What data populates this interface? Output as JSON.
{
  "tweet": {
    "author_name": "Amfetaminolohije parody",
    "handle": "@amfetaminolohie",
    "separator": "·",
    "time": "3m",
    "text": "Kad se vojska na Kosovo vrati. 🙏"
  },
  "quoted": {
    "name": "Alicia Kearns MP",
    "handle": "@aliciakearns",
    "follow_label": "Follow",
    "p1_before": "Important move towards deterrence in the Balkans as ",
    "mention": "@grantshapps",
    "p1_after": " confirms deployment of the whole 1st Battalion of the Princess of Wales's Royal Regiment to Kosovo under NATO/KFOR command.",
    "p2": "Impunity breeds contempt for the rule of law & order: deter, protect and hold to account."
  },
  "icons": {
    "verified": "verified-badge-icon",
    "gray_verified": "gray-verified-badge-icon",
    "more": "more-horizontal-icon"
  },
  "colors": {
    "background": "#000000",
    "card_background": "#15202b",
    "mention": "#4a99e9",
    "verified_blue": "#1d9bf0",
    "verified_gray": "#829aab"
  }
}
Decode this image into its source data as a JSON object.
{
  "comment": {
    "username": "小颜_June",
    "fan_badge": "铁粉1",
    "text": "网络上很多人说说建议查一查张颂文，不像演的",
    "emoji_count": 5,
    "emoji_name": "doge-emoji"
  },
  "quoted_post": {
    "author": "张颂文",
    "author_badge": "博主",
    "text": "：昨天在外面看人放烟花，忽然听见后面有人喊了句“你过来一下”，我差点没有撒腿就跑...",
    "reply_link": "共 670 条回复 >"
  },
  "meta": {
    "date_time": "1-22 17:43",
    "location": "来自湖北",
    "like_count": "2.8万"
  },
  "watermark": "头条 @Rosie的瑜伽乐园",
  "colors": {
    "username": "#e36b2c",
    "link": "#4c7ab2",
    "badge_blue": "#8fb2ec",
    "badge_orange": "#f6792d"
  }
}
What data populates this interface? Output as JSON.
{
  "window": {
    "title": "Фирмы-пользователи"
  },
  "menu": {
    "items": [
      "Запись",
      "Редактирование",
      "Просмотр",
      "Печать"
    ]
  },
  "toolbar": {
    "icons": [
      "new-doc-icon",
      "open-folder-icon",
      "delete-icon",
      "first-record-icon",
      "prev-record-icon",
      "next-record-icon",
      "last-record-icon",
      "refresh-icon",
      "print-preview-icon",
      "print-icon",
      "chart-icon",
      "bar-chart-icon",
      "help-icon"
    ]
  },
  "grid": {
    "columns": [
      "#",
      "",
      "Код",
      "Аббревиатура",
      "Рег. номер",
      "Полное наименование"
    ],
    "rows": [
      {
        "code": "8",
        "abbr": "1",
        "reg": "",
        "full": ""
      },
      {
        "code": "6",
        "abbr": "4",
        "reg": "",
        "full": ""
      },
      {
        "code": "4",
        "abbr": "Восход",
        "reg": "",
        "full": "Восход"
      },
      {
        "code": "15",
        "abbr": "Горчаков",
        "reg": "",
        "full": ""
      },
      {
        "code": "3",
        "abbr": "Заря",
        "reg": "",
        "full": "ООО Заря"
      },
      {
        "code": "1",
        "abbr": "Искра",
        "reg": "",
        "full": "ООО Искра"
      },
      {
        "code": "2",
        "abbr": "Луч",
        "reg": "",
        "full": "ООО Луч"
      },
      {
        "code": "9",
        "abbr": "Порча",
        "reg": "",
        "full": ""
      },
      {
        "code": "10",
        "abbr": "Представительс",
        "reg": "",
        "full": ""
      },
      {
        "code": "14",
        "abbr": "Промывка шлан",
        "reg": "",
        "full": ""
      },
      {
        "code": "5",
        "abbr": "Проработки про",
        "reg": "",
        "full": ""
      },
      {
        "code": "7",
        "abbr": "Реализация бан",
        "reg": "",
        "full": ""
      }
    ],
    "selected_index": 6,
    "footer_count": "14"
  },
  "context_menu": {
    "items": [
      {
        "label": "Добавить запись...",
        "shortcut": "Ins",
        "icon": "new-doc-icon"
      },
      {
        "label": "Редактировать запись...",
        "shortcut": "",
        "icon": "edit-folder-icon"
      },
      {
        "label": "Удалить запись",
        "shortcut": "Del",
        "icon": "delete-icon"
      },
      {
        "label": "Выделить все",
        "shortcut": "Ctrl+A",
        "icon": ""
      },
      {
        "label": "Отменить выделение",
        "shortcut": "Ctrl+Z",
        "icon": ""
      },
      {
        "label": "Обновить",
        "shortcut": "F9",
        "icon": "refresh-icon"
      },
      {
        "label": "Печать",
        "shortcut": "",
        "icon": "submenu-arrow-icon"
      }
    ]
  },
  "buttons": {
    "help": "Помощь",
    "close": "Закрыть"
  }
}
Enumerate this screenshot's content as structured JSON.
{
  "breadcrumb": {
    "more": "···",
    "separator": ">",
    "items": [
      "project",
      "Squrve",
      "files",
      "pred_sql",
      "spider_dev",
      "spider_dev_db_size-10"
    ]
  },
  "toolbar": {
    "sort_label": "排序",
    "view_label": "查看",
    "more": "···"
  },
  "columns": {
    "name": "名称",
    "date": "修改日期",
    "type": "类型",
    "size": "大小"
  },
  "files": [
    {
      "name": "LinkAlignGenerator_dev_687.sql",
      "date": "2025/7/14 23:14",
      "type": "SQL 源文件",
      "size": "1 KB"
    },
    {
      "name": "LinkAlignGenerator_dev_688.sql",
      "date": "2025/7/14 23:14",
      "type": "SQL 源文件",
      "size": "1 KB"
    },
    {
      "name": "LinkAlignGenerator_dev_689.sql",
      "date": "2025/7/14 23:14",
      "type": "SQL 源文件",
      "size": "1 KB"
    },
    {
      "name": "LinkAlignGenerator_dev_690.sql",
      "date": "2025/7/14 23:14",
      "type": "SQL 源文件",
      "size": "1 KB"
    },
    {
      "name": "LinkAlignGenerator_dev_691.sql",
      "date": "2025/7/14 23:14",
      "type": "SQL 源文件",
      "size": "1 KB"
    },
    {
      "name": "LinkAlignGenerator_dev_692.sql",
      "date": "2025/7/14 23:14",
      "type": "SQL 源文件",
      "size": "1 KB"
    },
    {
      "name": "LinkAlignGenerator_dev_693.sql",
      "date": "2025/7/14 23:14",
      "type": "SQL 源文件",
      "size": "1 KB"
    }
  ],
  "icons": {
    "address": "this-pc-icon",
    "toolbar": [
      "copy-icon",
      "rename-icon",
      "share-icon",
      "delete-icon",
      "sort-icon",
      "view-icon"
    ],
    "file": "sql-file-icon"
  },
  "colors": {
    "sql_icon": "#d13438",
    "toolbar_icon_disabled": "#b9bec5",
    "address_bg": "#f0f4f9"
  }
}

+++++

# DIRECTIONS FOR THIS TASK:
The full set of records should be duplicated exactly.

# ANSWER SECTION:
What data populates this interface? Output as JSON.
{
  "tweet": {
    "author_name": "Amfetaminolohije parody",
    "handle": "@amfetaminolohie",
    "separator": "·",
    "time": "3m",
    "text": "Kad se vojska na Kosovo vrati. 🙏"
  },
  "quoted": {
    "name": "Alicia Kearns MP",
    "handle": "@aliciakearns",
    "follow_label": "Follow",
    "p1_before": "Important move towards deterrence in the Balkans as ",
    "mention": "@grantshapps",
    "p1_after": " confirms deployment of the whole 1st Battalion of the Princess of Wales's Royal Regiment to Kosovo under NATO/KFOR command.",
    "p2": "Impunity breeds contempt for the rule of law & order: deter, protect and hold to account."
  },
  "icons": {
    "verified": "verified-badge-icon",
    "gray_verified": "gray-verified-badge-icon",
    "more": "more-horizontal-icon"
  },
  "colors": {
    "background": "#000000",
    "card_background": "#15202b",
    "mention": "#4a99e9",
    "verified_blue": "#1d9bf0",
    "verified_gray": "#829aab"
  }
}
Decode this image into its source data as a JSON object.
{
  "comment": {
    "username": "小颜_June",
    "fan_badge": "铁粉1",
    "text": "网络上很多人说说建议查一查张颂文，不像演的",
    "emoji_count": 5,
    "emoji_name": "doge-emoji"
  },
  "quoted_post": {
    "author": "张颂文",
    "author_badge": "博主",
    "text": "：昨天在外面看人放烟花，忽然听见后面有人喊了句“你过来一下”，我差点没有撒腿就跑...",
    "reply_link": "共 670 条回复 >"
  },
  "meta": {
    "date_time": "1-22 17:43",
    "location": "来自湖北",
    "like_count": "2.8万"
  },
  "watermark": "头条 @Rosie的瑜伽乐园",
  "colors": {
    "username": "#e36b2c",
    "link": "#4c7ab2",
    "badge_blue": "#8fb2ec",
    "badge_orange": "#f6792d"
  }
}
What data populates this interface? Output as JSON.
{
  "window": {
    "title": "Фирмы-пользователи"
  },
  "menu": {
    "items": [
      "Запись",
      "Редактирование",
      "Просмотр",
      "Печать"
    ]
  },
  "toolbar": {
    "icons": [
      "new-doc-icon",
      "open-folder-icon",
      "delete-icon",
      "first-record-icon",
      "prev-record-icon",
      "next-record-icon",
      "last-record-icon",
      "refresh-icon",
      "print-preview-icon",
      "print-icon",
      "chart-icon",
      "bar-chart-icon",
      "help-icon"
    ]
  },
  "grid": {
    "columns": [
      "#",
      "",
      "Код",
      "Аббревиатура",
      "Рег. номер",
      "Полное наименование"
    ],
    "rows": [
      {
        "code": "8",
        "abbr": "1",
        "reg": "",
        "full": ""
      },
      {
        "code": "6",
        "abbr": "4",
        "reg": "",
        "full": ""
      },
      {
        "code": "4",
        "abbr": "Восход",
        "reg": "",
        "full": "Восход"
      },
      {
        "code": "15",
        "abbr": "Горчаков",
        "reg": "",
        "full": ""
      },
      {
        "code": "3",
        "abbr": "Заря",
        "reg": "",
        "full": "ООО Заря"
      },
      {
        "code": "1",
        "abbr": "Искра",
        "reg": "",
        "full": "ООО Искра"
      },
      {
        "code": "2",
        "abbr": "Луч",
        "reg": "",
        "full": "ООО Луч"
      },
      {
        "code": "9",
        "abbr": "Порча",
        "reg": "",
        "full": ""
      },
      {
        "code": "10",
        "abbr": "Представительс",
        "reg": "",
        "full": ""
      },
      {
        "code": "14",
        "abbr": "Промывка шлан",
        "reg": "",
        "full": ""
      },
      {
        "code": "5",
        "abbr": "Проработки про",
        "reg": "",
        "full": ""
      },
      {
        "code": "7",
        "abbr": "Реализация бан",
        "reg": "",
        "full": ""
      }
    ],
    "selected_index": 6,
    "footer_count": "14"
  },
  "context_menu": {
    "items": [
      {
        "label": "Добавить запись...",
        "shortcut": "Ins",
        "icon": "new-doc-icon"
      },
      {
        "label": "Редактировать запись...",
        "shortcut": "",
        "icon": "edit-folder-icon"
      },
      {
        "label": "Удалить запись",
        "shortcut": "Del",
        "icon": "delete-icon"
      },
      {
        "label": "Выделить все",
        "shortcut": "Ctrl+A",
        "icon": ""
      },
      {
        "label": "Отменить выделение",
        "shortcut": "Ctrl+Z",
        "icon": ""
      },
      {
        "label": "Обновить",
        "shortcut": "F9",
        "icon": "refresh-icon"
      },
      {
        "label": "Печать",
        "shortcut": "",
        "icon": "submenu-arrow-icon"
      }
    ]
  },
  "buttons": {
    "help": "Помощь",
    "close": "Закрыть"
  }
}
Enumerate this screenshot's content as structured JSON.
{
  "breadcrumb": {
    "more": "···",
    "separator": ">",
    "items": [
      "project",
      "Squrve",
      "files",
      "pred_sql",
      "spider_dev",
      "spider_dev_db_size-10"
    ]
  },
  "toolbar": {
    "sort_label": "排序",
    "view_label": "查看",
    "more": "···"
  },
  "columns": {
    "name": "名称",
    "date": "修改日期",
    "type": "类型",
    "size": "大小"
  },
  "files": [
    {
      "name": "LinkAlignGenerator_dev_687.sql",
      "date": "2025/7/14 23:14",
      "type": "SQL 源文件",
      "size": "1 KB"
    },
    {
      "name": "LinkAlignGenerator_dev_688.sql",
      "date": "2025/7/14 23:14",
      "type": "SQL 源文件",
      "size": "1 KB"
    },
    {
      "name": "LinkAlignGenerator_dev_689.sql",
      "date": "2025/7/14 23:14",
      "type": "SQL 源文件",
      "size": "1 KB"
    },
    {
      "name": "LinkAlignGenerator_dev_690.sql",
      "date": "2025/7/14 23:14",
      "type": "SQL 源文件",
      "size": "1 KB"
    },
    {
      "name": "LinkAlignGenerator_dev_691.sql",
      "date": "2025/7/14 23:14",
      "type": "SQL 源文件",
      "size": "1 KB"
    },
    {
      "name": "LinkAlignGenerator_dev_692.sql",
      "date": "2025/7/14 23:14",
      "type": "SQL 源文件",
      "size": "1 KB"
    },
    {
      "name": "LinkAlignGenerator_dev_693.sql",
      "date": "2025/7/14 23:14",
      "type": "SQL 源文件",
      "size": "1 KB"
    }
  ],
  "icons": {
    "address": "this-pc-icon",
    "toolbar": [
      "copy-icon",
      "rename-icon",
      "share-icon",
      "delete-icon",
      "sort-icon",
      "view-icon"
    ],
    "file": "sql-file-icon"
  },
  "colors": {
    "sql_icon": "#d13438",
    "toolbar_icon_disabled": "#b9bec5",
    "address_bg": "#f0f4f9"
  }
}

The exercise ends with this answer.